How can PLC Members Go Green for Safety?
Evaluating risk is the first step in preventing accidents in the workplace. As we review safety issues in this newsletter, we will consistently talk about “Going Green” in regards to safety. What does this mean? Very simply, we classify potential safety risks in the workplace using a three-color system.
• Red is used to classify tasks that are dangerous or clear hazards present in the workplace.
• Yellow is used to classify tasks that could be dangerous or potential hazards present in the workplace.
• Green is used to classify tasks and potential hazards in the workplace where risk is low or eliminated thanks to measures including Personal Protective Equipment (PPE) being used and readily available; employees being made aware of and able to communicate about hazards, PPE requirements, first aid measures, storage requirements and handling procedures; or where annual training on preventing injury is being completed.
The goal with going GREEN is to get all tasks and potential hazards to GREEN and to have a system for recognizing tasks and elements in the workplace that are clearly hazards – RED, or potentially hazardous and in need of improvement – YELLOW.
PLC Safety Newsletter
PERSONAL PROTECTIVE EQUIPMENT
March 9, 2018
By Miranda Gowell, PLC Safety Coordinator
What does “go green” mean when it comes to Personal Protective Equipment (PPE) in the logging industry? Where does PPE fall in the preventative measures hierarchy of controls? What PPE should employees be wearing in different areas of your business? When employees are doing different tasks for their job, do they know which tasks require what PPE? Are you providing PPE training to your employees? Is the PPE you are purchasing for employees effective and comfortable? Do you find your employees not wearing PPE when you require them to wear it? If so, you need to get to the bottom of why they are not complying with your safety rules. If they are repeatedly not complying are you documenting that non-compliance and applying disciplinary procedures? If not you could find yourself in some muddy waters.
Going green when it comes to PPE in the logging industry, means you are familiar with the OSHA PPE regulations for the logging industry. These regulations can be found at this link: https://www.osha.gov/SLTC/etools/logging/manual/logger/personal_equip.html. There are other OSHA PPE regulations that you should know that your employees may fall into, for instance the PPE requirements for welding, tire inflation and chemicals etc.

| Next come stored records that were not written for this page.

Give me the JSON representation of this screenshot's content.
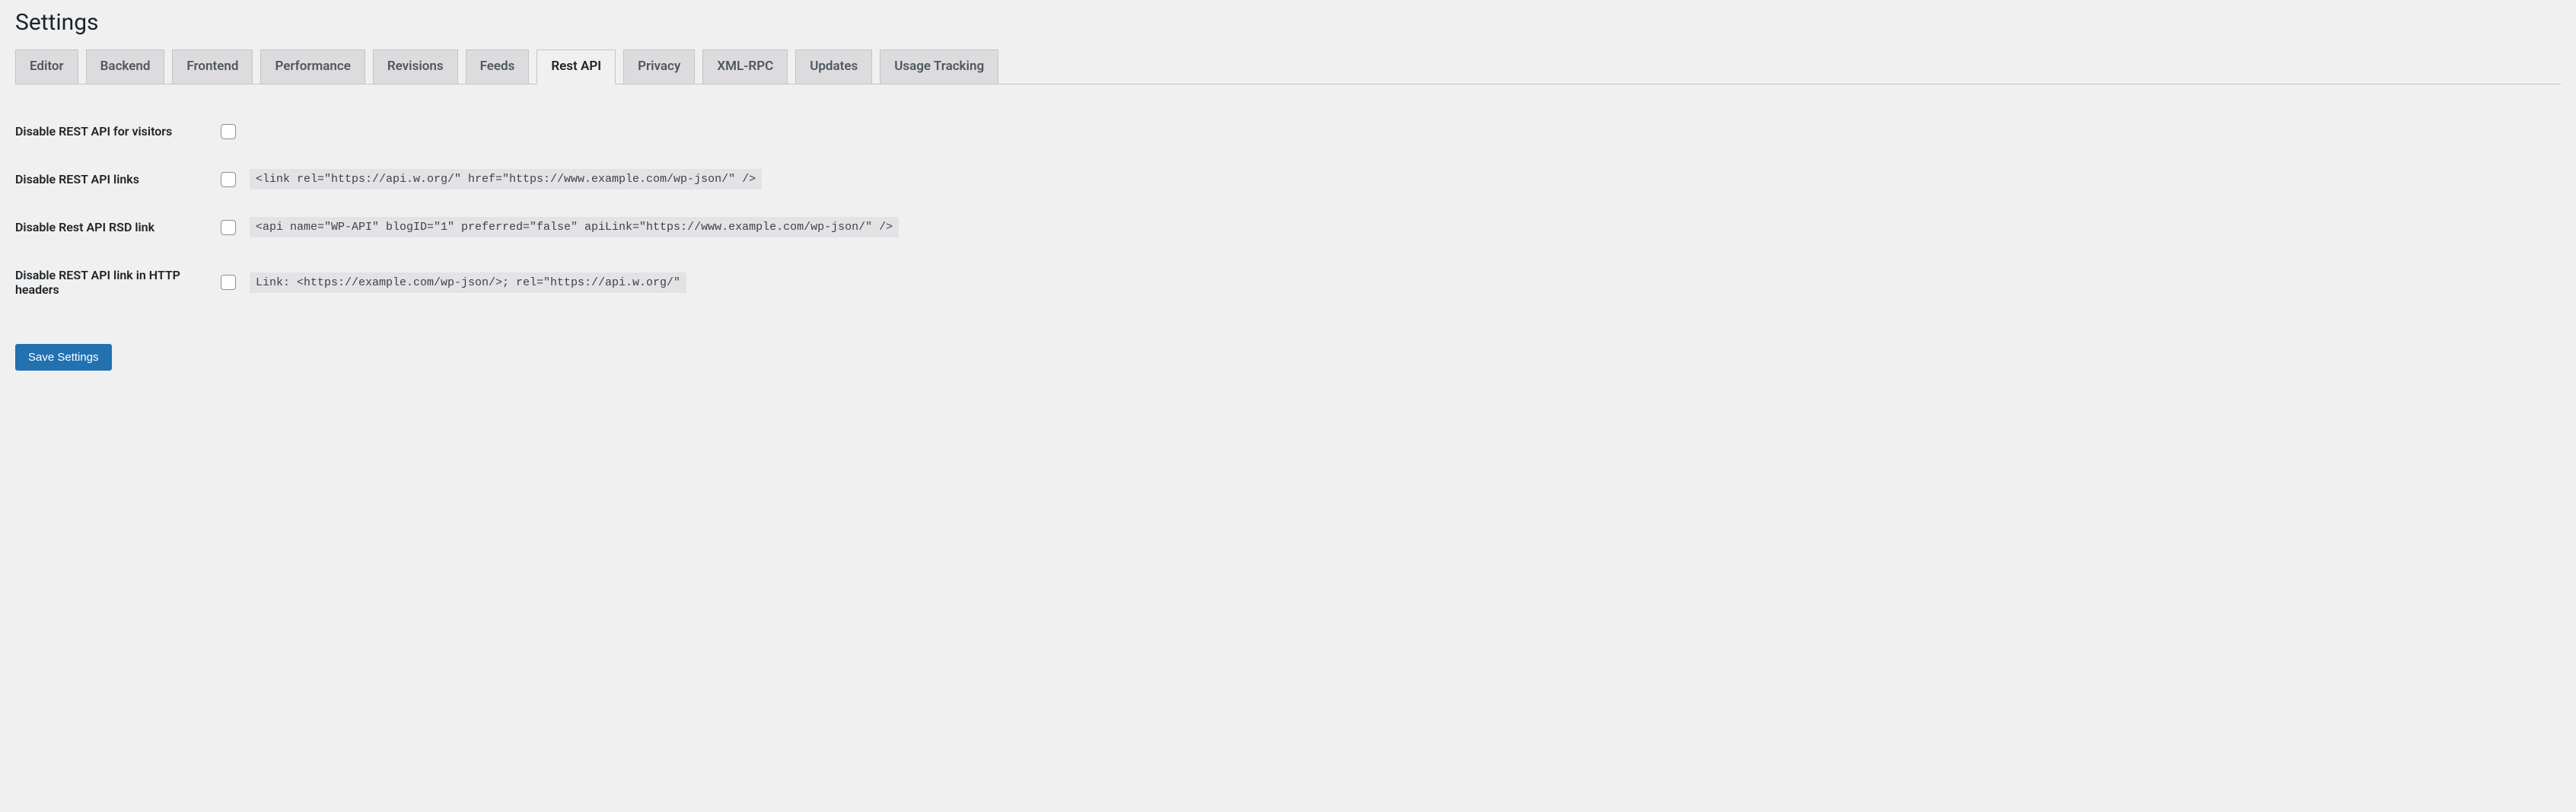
{
  "page_title": "Settings",
  "tabs": [
    {
      "label": "Editor",
      "active": false
    },
    {
      "label": "Backend",
      "active": false
    },
    {
      "label": "Frontend",
      "active": false
    },
    {
      "label": "Performance",
      "active": false
    },
    {
      "label": "Revisions",
      "active": false
    },
    {
      "label": "Feeds",
      "active": false
    },
    {
      "label": "Rest API",
      "active": true
    },
    {
      "label": "Privacy",
      "active": false
    },
    {
      "label": "XML-RPC",
      "active": false
    },
    {
      "label": "Updates",
      "active": false
    },
    {
      "label": "Usage Tracking",
      "active": false
    }
  ],
  "rows": [
    {
      "label": "Disable REST API for visitors",
      "code": ""
    },
    {
      "label": "Disable REST API links",
      "code": "<link rel=\"https://api.w.org/\" href=\"https://www.example.com/wp-json/\" />"
    },
    {
      "label": "Disable Rest API RSD link",
      "code": "<api name=\"WP-API\" blogID=\"1\" preferred=\"false\" apiLink=\"https://www.example.com/wp-json/\" />"
    },
    {
      "label": "Disable REST API link in HTTP headers",
      "code": "Link: <https://example.com/wp-json/>; rel=\"https://api.w.org/\""
    }
  ],
  "save_button": "Save Settings"
}
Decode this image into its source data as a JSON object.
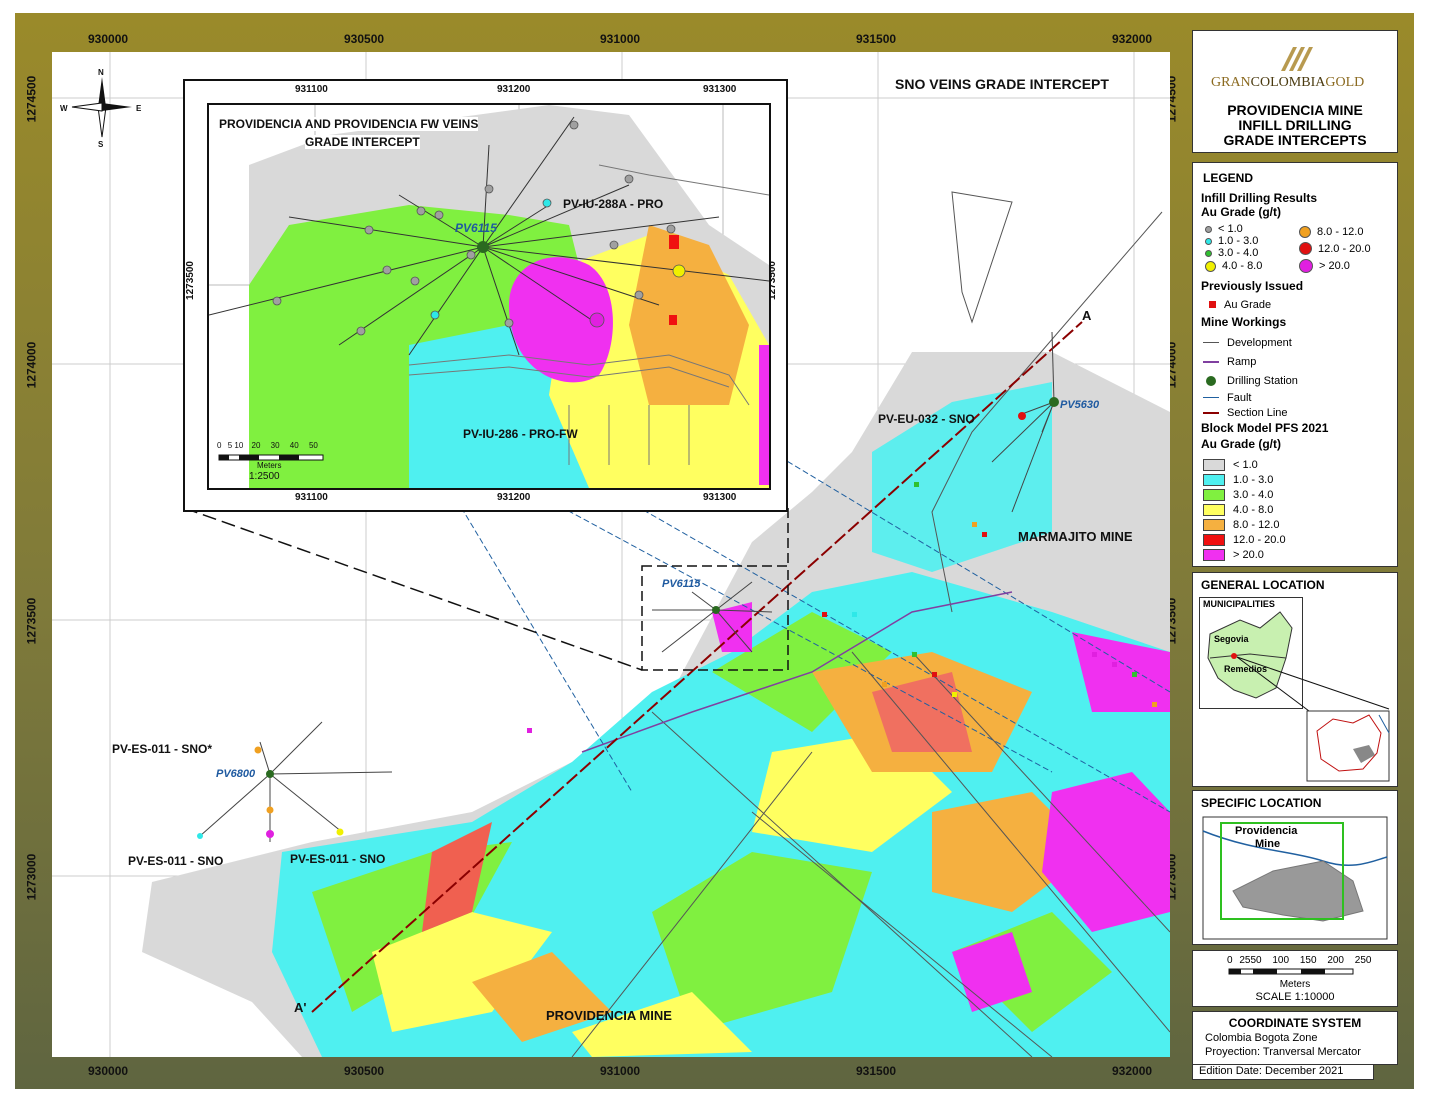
{
  "map_title": "SNO VEINS GRADE INTERCEPT",
  "coords_x": [
    "930000",
    "930500",
    "931000",
    "931500",
    "932000"
  ],
  "coords_y": [
    "1274500",
    "1274000",
    "1273500",
    "1273000"
  ],
  "compass": {
    "n": "N",
    "s": "S",
    "e": "E",
    "w": "W"
  },
  "inset": {
    "title_line1": "PROVIDENCIA AND PROVIDENCIA FW VEINS",
    "title_line2": "GRADE INTERCEPT",
    "coords_x": [
      "931100",
      "931200",
      "931300"
    ],
    "coord_y": "1273500",
    "station": "PV6115",
    "hole1": "PV-IU-288A - PRO",
    "hole2": "PV-IU-286 - PRO-FW",
    "scale_ticks": [
      "0",
      "5",
      "10",
      "20",
      "30",
      "40",
      "50"
    ],
    "scale_unit": "Meters",
    "scale_ratio": "1:2500"
  },
  "labels": {
    "marmajito": "MARMAJITO MINE",
    "providencia": "PROVIDENCIA MINE",
    "section_a": "A",
    "section_a_prime": "A'",
    "pv5630": "PV5630",
    "pv6115": "PV6115",
    "pv6800": "PV6800",
    "eu032": "PV-EU-032 - SNO",
    "es011a": "PV-ES-011 - SNO*",
    "es011b": "PV-ES-011 - SNO",
    "es011c": "PV-ES-011 - SNO"
  },
  "header": {
    "logo_gran": "GRAN",
    "logo_colombia": "COLOMBIA",
    "logo_gold": "GOLD",
    "title_line1": "PROVIDENCIA MINE",
    "title_line2": "INFILL DRILLING",
    "title_line3": "GRADE INTERCEPTS"
  },
  "legend": {
    "title": "LEGEND",
    "infill_title": "Infill Drilling Results",
    "infill_sub": "Au Grade (g/t)",
    "infill_classes": [
      {
        "label": "< 1.0",
        "color": "#a0a0a0"
      },
      {
        "label": "1.0 - 3.0",
        "color": "#2ee8e8"
      },
      {
        "label": "3.0 - 4.0",
        "color": "#30c030"
      },
      {
        "label": "4.0 - 8.0",
        "color": "#f0f000"
      },
      {
        "label": "8.0 - 12.0",
        "color": "#f0a020"
      },
      {
        "label": "12.0 - 20.0",
        "color": "#e01010"
      },
      {
        "label": "> 20.0",
        "color": "#e020e0"
      }
    ],
    "prev_title": "Previously Issued",
    "prev_item": "Au Grade",
    "workings_title": "Mine Workings",
    "development": "Development",
    "ramp": "Ramp",
    "drilling_station": "Drilling Station",
    "fault": "Fault",
    "section_line": "Section Line",
    "block_title": "Block Model PFS 2021",
    "block_sub": "Au Grade (g/t)",
    "block_classes": [
      {
        "label": "< 1.0",
        "color": "#d9d9d9"
      },
      {
        "label": "1.0 - 3.0",
        "color": "#4ff0f0"
      },
      {
        "label": "3.0 - 4.0",
        "color": "#80f040"
      },
      {
        "label": "4.0 - 8.0",
        "color": "#ffff60"
      },
      {
        "label": "8.0 - 12.0",
        "color": "#f5b040"
      },
      {
        "label": "12.0 - 20.0",
        "color": "#f01010"
      },
      {
        "label": "> 20.0",
        "color": "#f030f0"
      }
    ]
  },
  "general_location": {
    "title": "GENERAL LOCATION",
    "municipalities": "MUNICIPALITIES",
    "segovia": "Segovia",
    "remedios": "Remedios"
  },
  "specific_location": {
    "title": "SPECIFIC LOCATION",
    "name_line1": "Providencia",
    "name_line2": "Mine"
  },
  "scale": {
    "ticks": [
      "0",
      "25",
      "50",
      "100",
      "150",
      "200",
      "250"
    ],
    "unit": "Meters",
    "ratio": "SCALE 1:10000"
  },
  "coordinate_system": {
    "title": "COORDINATE SYSTEM",
    "line1": "Colombia Bogota Zone",
    "line2": "Proyection: Tranversal Mercator"
  },
  "edition": "Edition Date: December 2021"
}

It also means that you are doing the following as an owner:
-Conducting PPE assessments for jobs and tasks.
-Checking to see if employees are complying with PPE requirements.
-Discipling employees who are not complying with PPE requirements.
-Providing training to employees on PPE.
-Supplying employees with PPE.
-Documenting all of the above.
Where does PPE fall into the preventative measures, better known as the hierarchy of controls? Fascinatingly enough, it is the least effective and the last resort. The most effective is ELIMINATION or removing the hazard at the source. The next is SUBSTITUTION or replacing one substance or activity with a less hazardous one. Then ISOLATION & ENGINEERING or installing guards on machinery. Then SAFE WORK PRACTICES or applying administrative policies and procedures for safe work practices. Lastly, PERSONAL PROTECTIVE EQUIPMENT or hard hats, safety glasses, respirators etc.
When evaluating risks that can be managed with PPE using the Red, Yellow, Green categories, examples of risk categorization could be:
RED: Employees are being injured due to not being trained or supplied with PPE. ie. eye injuries from chemical splashes or flying particles.
YELLOW: PPE has been purchased for employees but is not being worn by employees. Employees are trained on PPE, but the training is not specific to tasks they perform for their jobs.
GREEN: Employees are trained on when to be wearing PPE. Employees are wearing PPE when they are required to be wearing it. There have been PPE assessments completed on tasks and work areas. There is PPE readily available for employees and PPE is supplied to employees by the employer.
Has your company had a near miss, injury, or accident?
Submit accident investigation details as well as preventative measures to:
Miranda Gowell, PLC Safety Coordinator at email@example.com or (207) 841-0250